From the halls of Apler’s ma-ansion, to the shores of Apoli

Okay, yesterday’s rant is over. I’m sure that renovating our grubby little kitchen will provoke a few more rants before it’s over. Check back in when I am cooking on the gas grill in the rain every night and Sweet Little Roooomba starts choking on the dust. “Zip walls!” says Sam (archaeologist, not dog). She would know. Seems like every time a tree falls on our house, a tree falls on her house. Or is it vice versa.

Today was a pretty regular day. Except for this morning when I somehow survived jump-starting the Cute Little Blue Honda Civic with the yellow flower stuck in the blower aka Daisy aka Mouse’s car. Er, actually, Mouse did all the heavy lifting. I am terrified of things like battery terminals. I don’t change taarrrrs either. I mean, theoretically I know how. I did take driver’s ed. But the only time I have been faced with that nasty little chore *alone*, it was in my rust-riddled old Ford Pinto wagon (yes, it was a long time ago) and I was all set to go for it and then I figured out that the tools that came with that loverly vee-hickle were even worse pieces of crap than the vee-hickle itself. There was NO WAY I could get those blasted lugnuts off! Leverage. Please!

I think that the real reason I don’t know how to do any of this stuff is because I grew up with Grandroobly and the Engineer and they were car FREAKS and they were always on top of anything that might be wrong with my car long before I noticed it. Grandroobly, after I drove home from college through an ice storm that destroyed my veeendsheeeeld viiiiperz: “Didn’t you notice that the grill was coated with ice? You almost burned up the engine! (Raar raar raar…..)” KW: “bdah bdah bdah.” He could be a bit belligerent about such things but, to the Engineer, car problems (when they happened to somebody else’s vee-hickle) were great fun! Every time I drove to his house with the POC, he would meet me in the driveway with a tire pump and a bit of a smirk. (Miss you, ol’ boy.)

The GG is good at fixing vee-hickles. He used to build them at the old Hamtramck Assembly Plant or Dodge Main or whatever it was called back then. That’s how he paid for his college. But he’s a bit more of a minimalist when it comes to repairs. I mean, he fixes them or gets them fixed if they really need it but he doesn’t hang around the top of the driveway watching to see which tires are low on air when I drive in. What he did do is teach his daughters to drive early. With his manual tranny Jeep Wrangler, out on the defunct Raco airbase up in the eastern Yoop. They weren’t anywhere *near* the legal driving age. Think 10. Or maybe even eight. Or five except that the five-year-olds couldn’t reach the pedals. He has apparently taught them how to maintain cars too. Because Mouse stage-managed our little battery jumping escapade this morning with aplomb while I cowered in my car expecting an explosion or something.

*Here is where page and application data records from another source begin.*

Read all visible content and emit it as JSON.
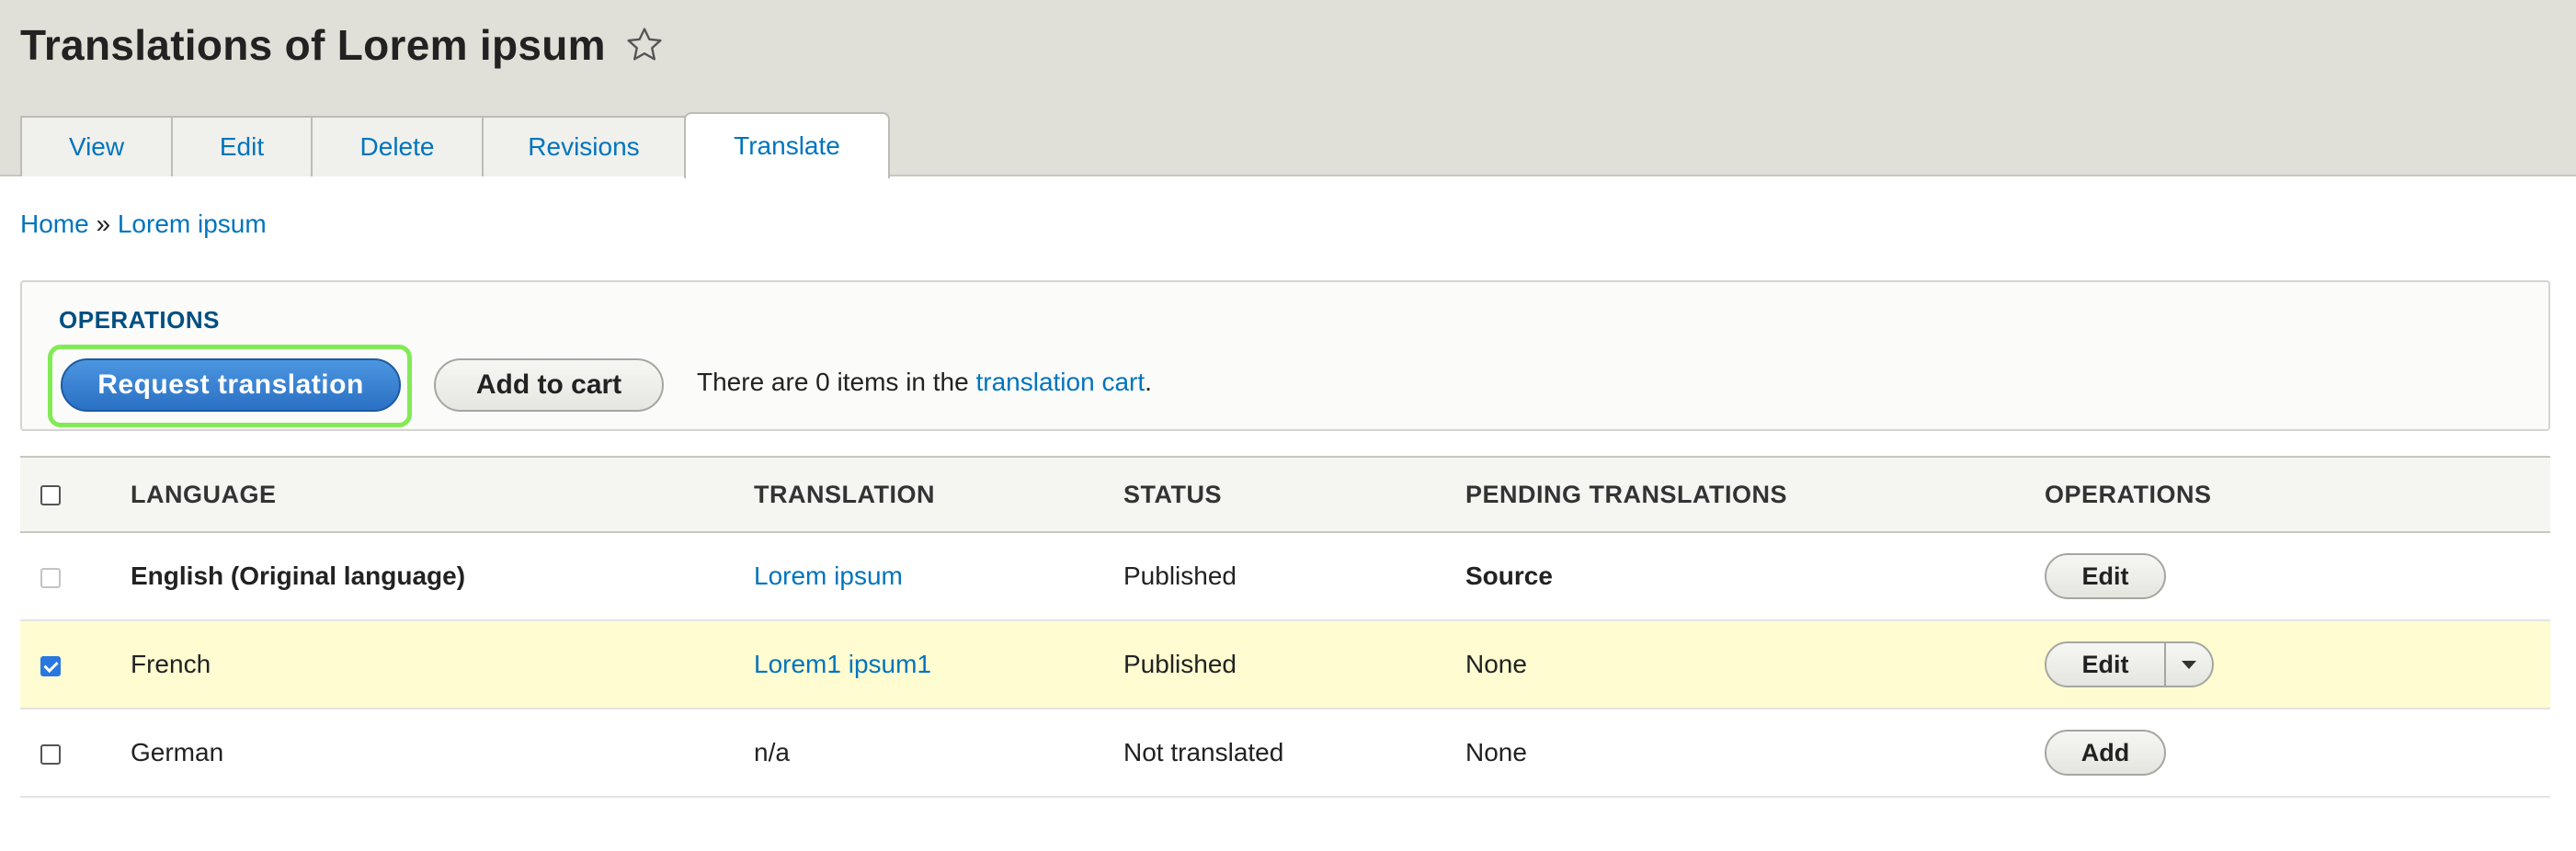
{
  "page": {
    "title": "Translations of Lorem ipsum",
    "star_icon": "star-outline-icon"
  },
  "tabs": [
    {
      "label": "View",
      "active": false
    },
    {
      "label": "Edit",
      "active": false
    },
    {
      "label": "Delete",
      "active": false
    },
    {
      "label": "Revisions",
      "active": false
    },
    {
      "label": "Translate",
      "active": true
    }
  ],
  "breadcrumb": {
    "home": "Home",
    "separator": "»",
    "current": "Lorem ipsum"
  },
  "operations": {
    "title": "OPERATIONS",
    "request_button": "Request translation",
    "cart_button": "Add to cart",
    "cart_text_before": "There are 0 items in the",
    "cart_link": "translation cart",
    "cart_text_after": "."
  },
  "table": {
    "headers": [
      "LANGUAGE",
      "TRANSLATION",
      "STATUS",
      "PENDING TRANSLATIONS",
      "OPERATIONS"
    ],
    "rows": [
      {
        "language": "English (Original language)",
        "translation": "Lorem ipsum",
        "status": "Published",
        "pending": "Source",
        "operation": "Edit",
        "checked": false,
        "disabled": true
      },
      {
        "language": "French",
        "translation": "Lorem1 ipsum1",
        "status": "Published",
        "pending": "None",
        "operation": "Edit",
        "checked": true,
        "disabled": false
      },
      {
        "language": "German",
        "translation": "n/a",
        "status": "Not translated",
        "pending": "None",
        "operation": "Add",
        "checked": false,
        "disabled": false
      }
    ]
  },
  "colors": {
    "link": "#0074bd",
    "primary_button": "#2a70c4",
    "focus_ring": "#82ea55",
    "selected_row": "#fffcd2",
    "header_bg": "#e0dfd8"
  }
}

I love to drive and I am pretty darn good at it but I think I will always be a kind of a wuss about car repairs. Here’s my debit card, fix it. And panic if I break down on the freeway or wherever. I am happy that my beach urchins are more capable. You go girls.

3 Responses to “From the halls of Apler’s ma-ansion, to the shores of Apoli”

  1. Kathy Farnell Says:

    My dad made me change a tire on a car when I was 16. It was not flat. I just had to jack the car up,take the tire off and put it back on again. About 15 years later, the day came when I had to change a flat tire on my car. I was glad I knew what to do.

  2. jane Says:

    Harry made me “test change” a tire once too. it’s an important thing to know. as for jumping batteries, I get the manual out becasue I can never remember which order to put the wires on.

    As for Jack and the Engineer – the minute I drove up in my new 98 Accord they were out the door and under the hood!

  3. Jay Says:

    I made at least Rey put on tire chains before he took off across the mountains.
    And I always thought I was supposed to maintain my car. And I did most of the work until I couldn’t get my head underneath the ’88 Civic to change the oil. Last major repair was changing the water pump in the ’80 Civic, sometime in the late 80’s or early 90’s. Now – to the shop.